Nothing but the records, repeated word for word and free of pictures, belongs in the answer.

MATERIAL FOR THE TASK section start

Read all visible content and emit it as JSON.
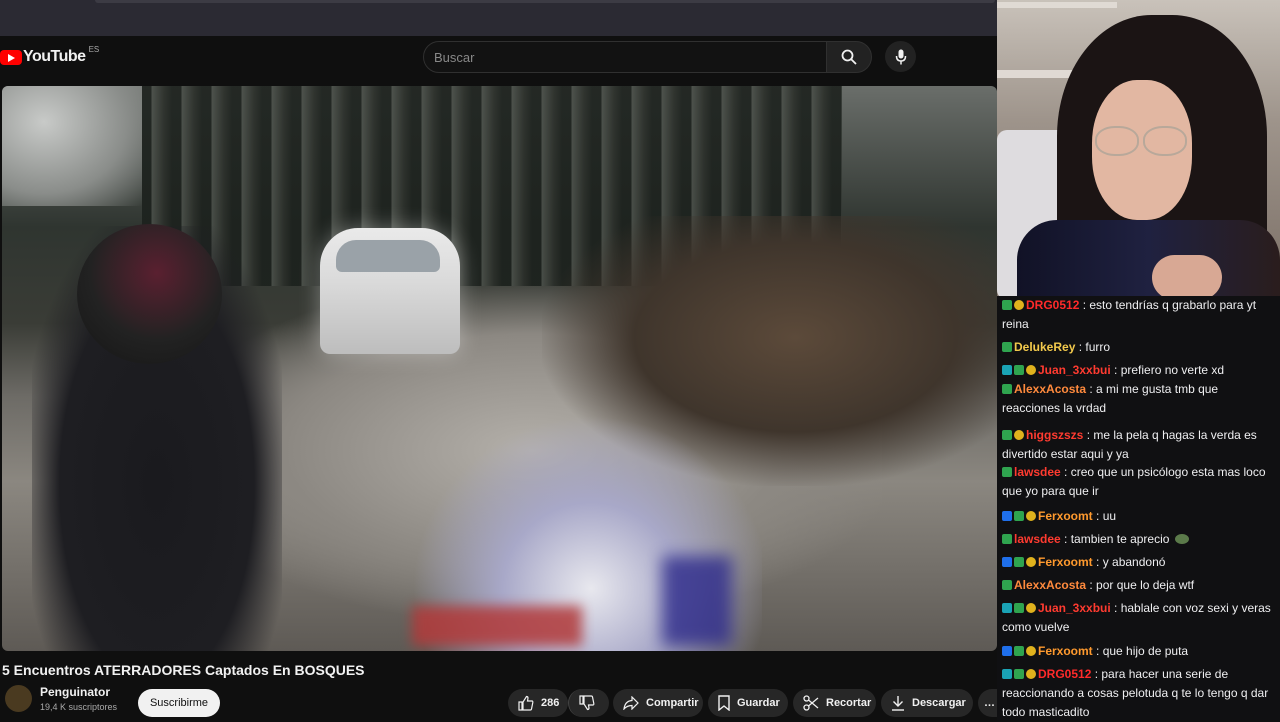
{
  "youtube": {
    "logo_text": "YouTube",
    "country_code": "ES",
    "search_placeholder": "Buscar",
    "video_title": "5 Encuentros ATERRADORES Captados En BOSQUES",
    "channel_name": "Penguinator",
    "subscribers": "19,4 K suscriptores",
    "subscribe_label": "Suscribirme",
    "like_count": "286",
    "share_label": "Compartir",
    "save_label": "Guardar",
    "clip_label": "Recortar",
    "download_label": "Descargar",
    "more_label": "…"
  },
  "chat": [
    {
      "badges": [
        "green",
        "gold"
      ],
      "user": "DRG0512",
      "color": "#ff2a2a",
      "text": "esto tendrías q grabarlo para yt reina"
    },
    {
      "badges": [
        "green"
      ],
      "user": "DelukeRey",
      "color": "#f2c94c",
      "text": "furro"
    },
    {
      "badges": [
        "teal",
        "green",
        "gold"
      ],
      "user": "Juan_3xxbui",
      "color": "#ff3b30",
      "text": "prefiero no verte xd"
    },
    {
      "badges": [
        "green"
      ],
      "user": "AlexxAcosta",
      "color": "#ff8a3d",
      "text": "a mi me gusta tmb que reacciones la vrdad"
    },
    {
      "badges": [
        "green",
        "gold"
      ],
      "user": "higgszszs",
      "color": "#ff3b30",
      "text": "me la pela q hagas la verda es divertido estar aqui y ya"
    },
    {
      "badges": [
        "green"
      ],
      "user": "lawsdee",
      "color": "#ff3b30",
      "text": "creo que un psicólogo esta mas loco que yo para que ir"
    },
    {
      "badges": [
        "blue",
        "green",
        "gold"
      ],
      "user": "Ferxoomt",
      "color": "#ff9a2e",
      "text": "uu"
    },
    {
      "badges": [
        "green"
      ],
      "user": "lawsdee",
      "color": "#ff3b30",
      "text": "tambien te aprecio"
    },
    {
      "badges": [
        "blue",
        "green",
        "gold"
      ],
      "user": "Ferxoomt",
      "color": "#ff9a2e",
      "text": "y abandonó"
    },
    {
      "badges": [
        "green"
      ],
      "user": "AlexxAcosta",
      "color": "#ff8a3d",
      "text": "por que lo deja wtf"
    },
    {
      "badges": [
        "teal",
        "green",
        "gold"
      ],
      "user": "Juan_3xxbui",
      "color": "#ff3b30",
      "text": "hablale con voz sexi y veras como vuelve"
    },
    {
      "badges": [
        "blue",
        "green",
        "gold"
      ],
      "user": "Ferxoomt",
      "color": "#ff9a2e",
      "text": "que hijo de puta"
    },
    {
      "badges": [
        "teal",
        "green",
        "gold"
      ],
      "user": "DRG0512",
      "color": "#ff2a2a",
      "text": "para hacer una serie de reaccionando a cosas pelotuda q te lo tengo q dar todo masticadito"
    }
  ],
  "icons": [
    "search-icon",
    "mic-icon",
    "like-icon",
    "dislike-icon",
    "share-icon",
    "save-icon",
    "clip-icon",
    "download-icon",
    "more-icon"
  ]
}
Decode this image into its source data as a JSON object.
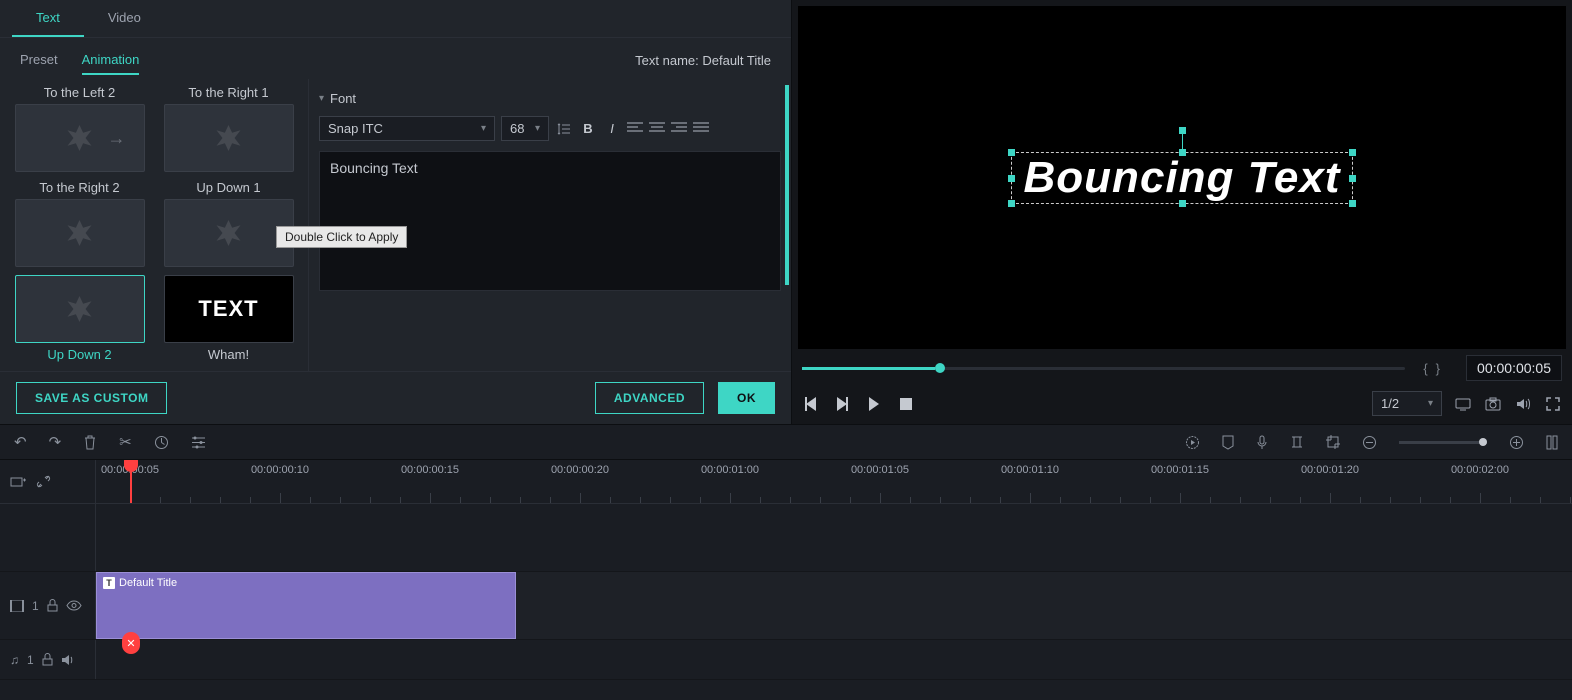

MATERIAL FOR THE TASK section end

EXERCISE OUTPUT:
Read all visible content and emit it as JSON.
{
  "youtube": {
    "logo_text": "YouTube",
    "country_code": "ES",
    "search_placeholder": "Buscar",
    "video_title": "5 Encuentros ATERRADORES Captados En BOSQUES",
    "channel_name": "Penguinator",
    "subscribers": "19,4 K suscriptores",
    "subscribe_label": "Suscribirme",
    "like_count": "286",
    "share_label": "Compartir",
    "save_label": "Guardar",
    "clip_label": "Recortar",
    "download_label": "Descargar",
    "more_label": "…"
  },
  "chat": [
    {
      "badges": [
        "green",
        "gold"
      ],
      "user": "DRG0512",
      "color": "#ff2a2a",
      "text": "esto tendrías q grabarlo para yt reina"
    },
    {
      "badges": [
        "green"
      ],
      "user": "DelukeRey",
      "color": "#f2c94c",
      "text": "furro"
    },
    {
      "badges": [
        "teal",
        "green",
        "gold"
      ],
      "user": "Juan_3xxbui",
      "color": "#ff3b30",
      "text": "prefiero no verte xd"
    },
    {
      "badges": [
        "green"
      ],
      "user": "AlexxAcosta",
      "color": "#ff8a3d",
      "text": "a mi me gusta tmb que reacciones la vrdad"
    },
    {
      "badges": [
        "green",
        "gold"
      ],
      "user": "higgszszs",
      "color": "#ff3b30",
      "text": "me la pela q hagas la verda es divertido estar aqui y ya"
    },
    {
      "badges": [
        "green"
      ],
      "user": "lawsdee",
      "color": "#ff3b30",
      "text": "creo que un psicólogo esta mas loco que yo para que ir"
    },
    {
      "badges": [
        "blue",
        "green",
        "gold"
      ],
      "user": "Ferxoomt",
      "color": "#ff9a2e",
      "text": "uu"
    },
    {
      "badges": [
        "green"
      ],
      "user": "lawsdee",
      "color": "#ff3b30",
      "text": "tambien te aprecio"
    },
    {
      "badges": [
        "blue",
        "green",
        "gold"
      ],
      "user": "Ferxoomt",
      "color": "#ff9a2e",
      "text": "y abandonó"
    },
    {
      "badges": [
        "green"
      ],
      "user": "AlexxAcosta",
      "color": "#ff8a3d",
      "text": "por que lo deja wtf"
    },
    {
      "badges": [
        "teal",
        "green",
        "gold"
      ],
      "user": "Juan_3xxbui",
      "color": "#ff3b30",
      "text": "hablale con voz sexi y veras como vuelve"
    },
    {
      "badges": [
        "blue",
        "green",
        "gold"
      ],
      "user": "Ferxoomt",
      "color": "#ff9a2e",
      "text": "que hijo de puta"
    },
    {
      "badges": [
        "teal",
        "green",
        "gold"
      ],
      "user": "DRG0512",
      "color": "#ff2a2a",
      "text": "para hacer una serie de reaccionando a cosas pelotuda q te lo tengo q dar todo masticadito"
    }
  ],
  "icons": [
    "search-icon",
    "mic-icon",
    "like-icon",
    "dislike-icon",
    "share-icon",
    "save-icon",
    "clip-icon",
    "download-icon",
    "more-icon"
  ]
}
Decode this image into its source data as a JSON object.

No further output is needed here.